‘I plan to keep going’
Covington woman told she’d never walk again runs after therapy
Tichelle Florence’s doctor told her she’d never walk again once her disease forced her into a wheelchair.
Thank God he was wrong. Or thank Kellye Williams of Social Circle, the fitness trainer who helped Florence get back on her feet. But if you do thank her, know that Williams gives the credit right back to God.
Florence was diagnosed at 12 with Friedreich’s ataxia, a neuromuscular disease. Her deteriorating muscles forced her into a wheelchair — and deep depression — six years ago. She’d all but given up hope.
“I was just like dead, really depressed,” Florence said. “I pretty much slept all the time. I didn’t want to do anything.”
That was then. Now, the fit 26-year-old Covington native spends 45 minutes each Wednesday and Saturday pulling 100-pound tractor tires across the floor of Kellye
Personal Fitness, where she’s trained hard with Williams for the past eight months. She’s participated in two races — on her feet the whole way — and has plans for two more in coming weeks.
The miracle begins…
Last December, Florence’s fiancé Jeremy Thompson convinced her to go shopping at Kroger. It was rough, she didn’t want to be there, but she toughed it out.
Good thing, because that’s when Williams, shopping for a Christmas party, saw her in her wheelchair.
“I passed them and it was just so sad to see someone so young in a wheelchair,” Williams said. “I kept walking and got my stuff and checked out and walked to my car out in the parking lot.
“A lot of people might think it’s weird, but I think God spoke to me and told me to offer her my services at no charge,” Williams said. “I didn’t even know her condition, but I thought if God was telling me to do it I could help.”
So Williams quickly walked toward Florence’s car — perhaps a bit too quickly.
“We were getting in the car and this lady was coming up to us and she looked pretty mad,” Florence said, laughing at the memory.
“She said she was determined,” Thompson said.
Williams was indeed. She explained that she’d help however she could, for free. Florence and Thompson were deeply touched, but Thompson said they couldn’t commit to any therapy without a doctor’s permission because Florence was having heart problems, too.
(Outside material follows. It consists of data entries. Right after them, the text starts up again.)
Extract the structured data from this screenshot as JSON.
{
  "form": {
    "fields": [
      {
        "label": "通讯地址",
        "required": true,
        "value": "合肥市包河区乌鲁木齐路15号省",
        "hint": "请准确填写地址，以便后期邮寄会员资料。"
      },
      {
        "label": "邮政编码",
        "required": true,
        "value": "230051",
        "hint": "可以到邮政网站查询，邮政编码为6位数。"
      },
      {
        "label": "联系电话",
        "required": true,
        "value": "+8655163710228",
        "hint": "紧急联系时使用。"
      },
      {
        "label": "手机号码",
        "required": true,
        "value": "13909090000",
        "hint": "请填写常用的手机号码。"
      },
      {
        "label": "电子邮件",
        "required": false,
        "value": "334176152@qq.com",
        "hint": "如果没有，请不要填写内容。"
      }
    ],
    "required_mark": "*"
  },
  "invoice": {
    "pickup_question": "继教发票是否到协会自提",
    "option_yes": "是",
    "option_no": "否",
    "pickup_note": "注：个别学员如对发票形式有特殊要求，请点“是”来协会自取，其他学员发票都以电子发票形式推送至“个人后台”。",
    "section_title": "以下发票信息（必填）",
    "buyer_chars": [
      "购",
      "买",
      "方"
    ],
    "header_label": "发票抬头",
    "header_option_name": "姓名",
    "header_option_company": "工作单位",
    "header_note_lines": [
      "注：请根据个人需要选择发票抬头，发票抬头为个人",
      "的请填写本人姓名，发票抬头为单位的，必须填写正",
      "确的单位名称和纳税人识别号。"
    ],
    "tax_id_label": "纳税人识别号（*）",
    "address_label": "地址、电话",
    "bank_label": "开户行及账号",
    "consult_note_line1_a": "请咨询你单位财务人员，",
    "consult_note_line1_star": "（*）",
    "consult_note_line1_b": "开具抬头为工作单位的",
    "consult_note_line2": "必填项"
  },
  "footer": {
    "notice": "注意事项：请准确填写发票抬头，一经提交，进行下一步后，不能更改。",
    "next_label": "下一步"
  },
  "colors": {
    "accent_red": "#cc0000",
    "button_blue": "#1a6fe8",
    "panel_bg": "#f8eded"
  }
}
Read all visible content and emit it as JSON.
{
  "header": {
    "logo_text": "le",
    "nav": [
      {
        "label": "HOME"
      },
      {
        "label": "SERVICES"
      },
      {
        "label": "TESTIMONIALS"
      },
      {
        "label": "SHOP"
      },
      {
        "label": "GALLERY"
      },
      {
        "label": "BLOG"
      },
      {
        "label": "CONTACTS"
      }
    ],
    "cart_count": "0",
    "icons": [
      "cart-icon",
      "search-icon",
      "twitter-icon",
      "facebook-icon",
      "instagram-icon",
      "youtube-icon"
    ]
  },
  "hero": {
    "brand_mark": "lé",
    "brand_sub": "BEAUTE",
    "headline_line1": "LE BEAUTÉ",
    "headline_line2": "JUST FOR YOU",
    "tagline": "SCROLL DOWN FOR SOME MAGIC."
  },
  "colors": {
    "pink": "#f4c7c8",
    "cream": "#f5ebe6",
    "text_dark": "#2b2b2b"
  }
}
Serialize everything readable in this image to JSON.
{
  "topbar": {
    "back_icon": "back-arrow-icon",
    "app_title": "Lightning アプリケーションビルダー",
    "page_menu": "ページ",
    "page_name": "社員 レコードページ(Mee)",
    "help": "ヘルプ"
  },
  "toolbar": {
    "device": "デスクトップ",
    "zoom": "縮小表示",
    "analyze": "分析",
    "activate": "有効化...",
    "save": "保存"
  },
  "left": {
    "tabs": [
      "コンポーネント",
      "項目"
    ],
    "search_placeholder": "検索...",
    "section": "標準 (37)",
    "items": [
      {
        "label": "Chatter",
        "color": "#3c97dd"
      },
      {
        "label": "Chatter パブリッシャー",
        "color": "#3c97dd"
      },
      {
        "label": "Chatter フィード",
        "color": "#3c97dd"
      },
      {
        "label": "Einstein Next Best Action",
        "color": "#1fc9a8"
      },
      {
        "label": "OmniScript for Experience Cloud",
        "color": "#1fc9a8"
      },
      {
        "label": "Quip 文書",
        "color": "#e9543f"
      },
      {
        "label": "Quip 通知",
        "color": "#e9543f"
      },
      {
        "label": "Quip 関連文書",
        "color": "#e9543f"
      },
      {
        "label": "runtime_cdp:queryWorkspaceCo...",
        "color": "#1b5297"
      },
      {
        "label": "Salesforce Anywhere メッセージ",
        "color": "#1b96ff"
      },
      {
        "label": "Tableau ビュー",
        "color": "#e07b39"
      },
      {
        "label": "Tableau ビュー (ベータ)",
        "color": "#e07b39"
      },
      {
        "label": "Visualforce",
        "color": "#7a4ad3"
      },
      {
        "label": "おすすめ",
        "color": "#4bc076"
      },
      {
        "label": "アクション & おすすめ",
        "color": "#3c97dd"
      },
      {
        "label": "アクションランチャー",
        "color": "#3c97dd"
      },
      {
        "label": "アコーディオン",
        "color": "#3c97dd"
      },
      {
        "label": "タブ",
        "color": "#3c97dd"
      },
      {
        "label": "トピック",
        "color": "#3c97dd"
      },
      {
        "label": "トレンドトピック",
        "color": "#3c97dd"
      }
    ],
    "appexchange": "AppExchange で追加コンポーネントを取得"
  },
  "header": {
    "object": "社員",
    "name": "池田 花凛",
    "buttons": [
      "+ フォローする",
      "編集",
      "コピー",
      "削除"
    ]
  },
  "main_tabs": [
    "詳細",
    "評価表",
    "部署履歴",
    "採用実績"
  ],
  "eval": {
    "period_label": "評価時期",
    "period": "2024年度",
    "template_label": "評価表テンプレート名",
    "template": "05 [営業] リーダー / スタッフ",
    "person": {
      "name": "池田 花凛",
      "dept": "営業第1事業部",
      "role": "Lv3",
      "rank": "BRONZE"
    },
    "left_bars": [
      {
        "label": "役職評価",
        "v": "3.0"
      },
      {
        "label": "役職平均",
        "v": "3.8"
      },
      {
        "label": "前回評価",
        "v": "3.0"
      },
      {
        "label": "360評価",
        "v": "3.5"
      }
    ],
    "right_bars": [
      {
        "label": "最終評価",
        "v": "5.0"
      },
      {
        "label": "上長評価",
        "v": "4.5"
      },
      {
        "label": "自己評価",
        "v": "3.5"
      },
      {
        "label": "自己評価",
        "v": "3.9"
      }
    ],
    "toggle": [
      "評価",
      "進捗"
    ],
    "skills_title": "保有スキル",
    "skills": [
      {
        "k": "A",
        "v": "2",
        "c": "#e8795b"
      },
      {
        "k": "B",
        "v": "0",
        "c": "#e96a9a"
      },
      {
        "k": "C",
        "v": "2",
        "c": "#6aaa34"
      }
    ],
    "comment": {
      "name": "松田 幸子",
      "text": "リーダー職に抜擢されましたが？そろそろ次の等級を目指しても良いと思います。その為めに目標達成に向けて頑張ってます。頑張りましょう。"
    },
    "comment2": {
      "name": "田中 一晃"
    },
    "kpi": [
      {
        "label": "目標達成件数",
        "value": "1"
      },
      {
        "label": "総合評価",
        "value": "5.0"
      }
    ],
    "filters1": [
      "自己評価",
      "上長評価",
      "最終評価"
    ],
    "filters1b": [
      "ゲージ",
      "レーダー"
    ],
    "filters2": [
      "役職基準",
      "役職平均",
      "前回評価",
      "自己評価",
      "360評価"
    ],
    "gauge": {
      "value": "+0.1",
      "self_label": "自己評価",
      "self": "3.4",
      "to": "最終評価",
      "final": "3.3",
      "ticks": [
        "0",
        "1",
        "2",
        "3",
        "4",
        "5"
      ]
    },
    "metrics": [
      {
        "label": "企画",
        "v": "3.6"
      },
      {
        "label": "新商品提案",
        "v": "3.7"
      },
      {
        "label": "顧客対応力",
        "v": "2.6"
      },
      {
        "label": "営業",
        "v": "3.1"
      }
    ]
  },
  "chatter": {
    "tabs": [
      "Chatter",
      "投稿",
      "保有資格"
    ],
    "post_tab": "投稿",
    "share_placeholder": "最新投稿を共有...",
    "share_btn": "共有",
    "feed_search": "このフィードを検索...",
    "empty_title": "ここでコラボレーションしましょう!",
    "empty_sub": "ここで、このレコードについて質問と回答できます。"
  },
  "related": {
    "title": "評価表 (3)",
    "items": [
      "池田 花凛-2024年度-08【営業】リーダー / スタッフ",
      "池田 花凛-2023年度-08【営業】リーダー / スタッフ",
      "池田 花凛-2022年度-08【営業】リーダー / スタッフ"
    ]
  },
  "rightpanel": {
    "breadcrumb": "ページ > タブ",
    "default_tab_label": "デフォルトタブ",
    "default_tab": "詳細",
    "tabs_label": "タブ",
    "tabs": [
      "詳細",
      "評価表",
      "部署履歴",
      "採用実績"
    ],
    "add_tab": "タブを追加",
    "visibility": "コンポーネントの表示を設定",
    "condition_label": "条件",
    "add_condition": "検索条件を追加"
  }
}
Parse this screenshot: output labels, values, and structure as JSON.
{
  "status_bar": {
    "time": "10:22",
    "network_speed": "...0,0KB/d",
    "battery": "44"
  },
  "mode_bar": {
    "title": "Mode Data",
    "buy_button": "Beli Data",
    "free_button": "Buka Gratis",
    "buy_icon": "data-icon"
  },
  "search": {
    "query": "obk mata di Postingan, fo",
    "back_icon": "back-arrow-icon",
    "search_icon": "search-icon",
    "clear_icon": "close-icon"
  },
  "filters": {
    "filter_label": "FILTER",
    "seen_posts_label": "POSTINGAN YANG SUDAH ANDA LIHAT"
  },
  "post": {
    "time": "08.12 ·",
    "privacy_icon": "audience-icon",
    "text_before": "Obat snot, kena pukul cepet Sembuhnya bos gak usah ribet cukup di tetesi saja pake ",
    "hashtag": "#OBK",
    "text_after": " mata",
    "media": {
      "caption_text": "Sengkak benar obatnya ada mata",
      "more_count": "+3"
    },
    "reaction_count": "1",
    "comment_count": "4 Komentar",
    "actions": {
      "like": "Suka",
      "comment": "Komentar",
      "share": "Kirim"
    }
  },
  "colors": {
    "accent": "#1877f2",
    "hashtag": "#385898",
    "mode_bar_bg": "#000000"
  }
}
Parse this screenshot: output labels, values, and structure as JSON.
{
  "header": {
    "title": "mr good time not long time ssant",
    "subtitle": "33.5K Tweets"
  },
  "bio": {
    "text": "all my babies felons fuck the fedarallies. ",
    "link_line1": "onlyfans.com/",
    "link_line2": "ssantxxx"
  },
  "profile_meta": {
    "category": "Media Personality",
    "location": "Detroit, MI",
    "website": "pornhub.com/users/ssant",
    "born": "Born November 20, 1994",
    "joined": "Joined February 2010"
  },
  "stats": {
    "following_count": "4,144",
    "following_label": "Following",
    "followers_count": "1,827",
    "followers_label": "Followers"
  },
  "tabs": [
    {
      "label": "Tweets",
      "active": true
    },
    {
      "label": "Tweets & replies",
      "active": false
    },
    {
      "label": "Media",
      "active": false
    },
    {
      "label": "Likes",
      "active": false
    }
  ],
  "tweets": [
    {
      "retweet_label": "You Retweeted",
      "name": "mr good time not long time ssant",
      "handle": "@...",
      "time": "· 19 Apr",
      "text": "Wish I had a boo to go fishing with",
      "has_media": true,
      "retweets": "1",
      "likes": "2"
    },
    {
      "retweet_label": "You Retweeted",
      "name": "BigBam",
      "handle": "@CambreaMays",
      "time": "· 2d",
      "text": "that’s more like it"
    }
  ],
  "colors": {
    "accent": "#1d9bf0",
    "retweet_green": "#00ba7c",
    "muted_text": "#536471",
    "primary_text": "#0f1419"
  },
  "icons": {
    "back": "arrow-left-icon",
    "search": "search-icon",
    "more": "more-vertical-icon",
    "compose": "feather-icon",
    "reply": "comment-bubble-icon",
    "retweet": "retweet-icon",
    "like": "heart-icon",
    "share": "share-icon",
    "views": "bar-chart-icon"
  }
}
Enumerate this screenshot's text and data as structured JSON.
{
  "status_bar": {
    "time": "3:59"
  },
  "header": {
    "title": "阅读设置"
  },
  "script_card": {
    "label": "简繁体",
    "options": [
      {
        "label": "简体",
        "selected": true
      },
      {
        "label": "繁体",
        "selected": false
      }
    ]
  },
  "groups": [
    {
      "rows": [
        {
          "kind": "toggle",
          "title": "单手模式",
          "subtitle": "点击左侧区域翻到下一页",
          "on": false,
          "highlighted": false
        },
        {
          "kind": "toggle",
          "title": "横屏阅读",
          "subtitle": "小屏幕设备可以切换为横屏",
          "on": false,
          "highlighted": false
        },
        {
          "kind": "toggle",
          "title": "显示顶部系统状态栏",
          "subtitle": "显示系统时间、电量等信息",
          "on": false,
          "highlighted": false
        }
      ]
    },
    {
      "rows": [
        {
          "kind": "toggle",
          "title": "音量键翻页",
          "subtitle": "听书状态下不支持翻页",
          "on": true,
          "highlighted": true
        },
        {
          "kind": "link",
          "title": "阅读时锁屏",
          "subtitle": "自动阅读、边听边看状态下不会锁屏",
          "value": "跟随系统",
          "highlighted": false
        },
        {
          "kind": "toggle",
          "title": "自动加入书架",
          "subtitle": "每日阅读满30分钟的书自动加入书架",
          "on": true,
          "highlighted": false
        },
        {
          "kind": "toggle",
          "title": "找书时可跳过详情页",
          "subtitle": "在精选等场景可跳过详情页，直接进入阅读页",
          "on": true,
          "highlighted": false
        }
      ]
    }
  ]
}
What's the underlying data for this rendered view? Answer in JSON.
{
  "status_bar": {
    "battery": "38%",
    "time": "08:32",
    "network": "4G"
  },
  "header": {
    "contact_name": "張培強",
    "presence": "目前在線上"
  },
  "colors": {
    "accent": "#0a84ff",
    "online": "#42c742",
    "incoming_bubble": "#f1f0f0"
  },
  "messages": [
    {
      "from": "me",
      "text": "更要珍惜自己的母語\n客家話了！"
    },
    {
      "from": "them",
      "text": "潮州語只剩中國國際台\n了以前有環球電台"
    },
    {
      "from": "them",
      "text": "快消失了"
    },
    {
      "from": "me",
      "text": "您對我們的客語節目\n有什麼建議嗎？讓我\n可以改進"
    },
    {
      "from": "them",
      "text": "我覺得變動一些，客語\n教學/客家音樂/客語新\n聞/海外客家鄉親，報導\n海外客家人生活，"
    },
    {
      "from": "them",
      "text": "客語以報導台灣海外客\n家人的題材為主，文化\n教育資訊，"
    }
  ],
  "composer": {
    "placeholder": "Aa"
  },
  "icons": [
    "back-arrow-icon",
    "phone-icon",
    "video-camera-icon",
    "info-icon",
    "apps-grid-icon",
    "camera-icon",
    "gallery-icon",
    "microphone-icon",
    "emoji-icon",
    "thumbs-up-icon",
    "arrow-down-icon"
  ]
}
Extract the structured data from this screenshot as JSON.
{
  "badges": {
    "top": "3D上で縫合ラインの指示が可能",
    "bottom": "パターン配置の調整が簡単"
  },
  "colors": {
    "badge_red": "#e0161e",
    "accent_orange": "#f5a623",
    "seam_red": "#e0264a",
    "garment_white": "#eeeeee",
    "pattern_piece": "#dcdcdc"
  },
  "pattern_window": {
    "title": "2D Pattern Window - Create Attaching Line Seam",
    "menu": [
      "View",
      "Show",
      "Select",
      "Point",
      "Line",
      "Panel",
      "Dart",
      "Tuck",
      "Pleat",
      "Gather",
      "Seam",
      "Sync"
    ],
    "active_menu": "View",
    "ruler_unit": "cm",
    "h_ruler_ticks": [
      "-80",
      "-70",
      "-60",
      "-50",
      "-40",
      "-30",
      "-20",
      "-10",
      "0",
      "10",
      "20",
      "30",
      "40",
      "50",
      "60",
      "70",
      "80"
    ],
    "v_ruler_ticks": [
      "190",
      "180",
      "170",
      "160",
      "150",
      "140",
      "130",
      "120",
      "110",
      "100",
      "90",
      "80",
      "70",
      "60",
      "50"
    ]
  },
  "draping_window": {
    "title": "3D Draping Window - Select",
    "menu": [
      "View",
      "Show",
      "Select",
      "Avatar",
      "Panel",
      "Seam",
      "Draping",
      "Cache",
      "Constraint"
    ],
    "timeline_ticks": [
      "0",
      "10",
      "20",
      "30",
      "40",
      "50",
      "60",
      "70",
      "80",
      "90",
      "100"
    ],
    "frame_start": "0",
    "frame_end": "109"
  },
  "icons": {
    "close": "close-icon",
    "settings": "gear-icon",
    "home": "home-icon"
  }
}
Williams said she’d be there when they needed her, and waited.
On New Year’s Eve, Florence, doctor’s permission in hand, nervously showed up at Williams’ Newton Drive gym.
Nothing has been easy since then. Twice a week, Florence whips heavy ropes around, walks around with Thompson and Williams on either side (in case her knees buckle; it happens with ataxia sometimes), and literally hauls tractor tires across the room, her fian-
I’m blown away all the time, the things she does. It’s the most incredible thing I’ve ever been a part of. It’s beyond me. It’s God.
— Kellye Williams
owner, Kellye Personal Fitness
cé holding her in place to keep her from falling forward. The tires weigh as much as she does.
And it’s all worked. She walked the 165-foot Bacon Chase in Atlanta last March, and made it a kilometer in the Loco Glo in Kennessaw in May. She plans to walk in Covington’s Fuzz Run on Sept. 13.
The Bacon Chase was tough, Florence said.
“The whole time I was so nervous – ‘I’m gonna fall, I’m gonna fall.’ I was so scared,” she said.
Thompson agreed: “She was ready to turn around and back out of it. But she toughed it out and said ‘Let’s do this.’ And she made it. It was the farthest she’s walked since she got in the wheelchair.” Six years before. “It was very exciting,” Florence said. “I got to the finish line and everybody was cheering for me. I was like, ‘I made it!’”
The Huffington Post got word of her accomplishment and did a story. Then Fox & Friends invited her and Williams on the air, live, last Sunday.
“People saw me on the Huffington Post and are saying ‘You’re so inspiring’ and hugging me and I’m going ‘My gosh, I’m touching people,’” Florence said. “I plan to keep going.”
Williams, for her part, downplays her role, crediting Florence for having the courage to get through it and God for getting them together.
“I’m a Christian and I’ve seen God’s work in a lot of things, but I’ve never seen anything like this,” Williams said. “I’m blown away all the time, the things she does. It’s the most incredible thing I’ve ever been a part of. It’s beyond me. It’s God.
“To see her life change and improve in every way – physically, emotionally, spiritually – I am beyond happy I got to be a part of it.”
(Top) Tichelle Florence, 26, hauls a tractor tire across the floor of Kellye Personal Fitness in Covington on Wednesday. Diagnosed with Friedreich’s ataxia at age 12, Florence was told she’d never walk again. Wrong. She’s walking in marathons. (Above) Fitness trainer Kellye Williams, left, and Jeremy Thompson walk beside Tichelle Florence as she exercises Wednesday. For 45 minutes twice a week, Florence trains hard to fight the disease doctors told her would confine her to a wheelchair.
Tichelle Florence works hard with fitness trainer Kellye Williams.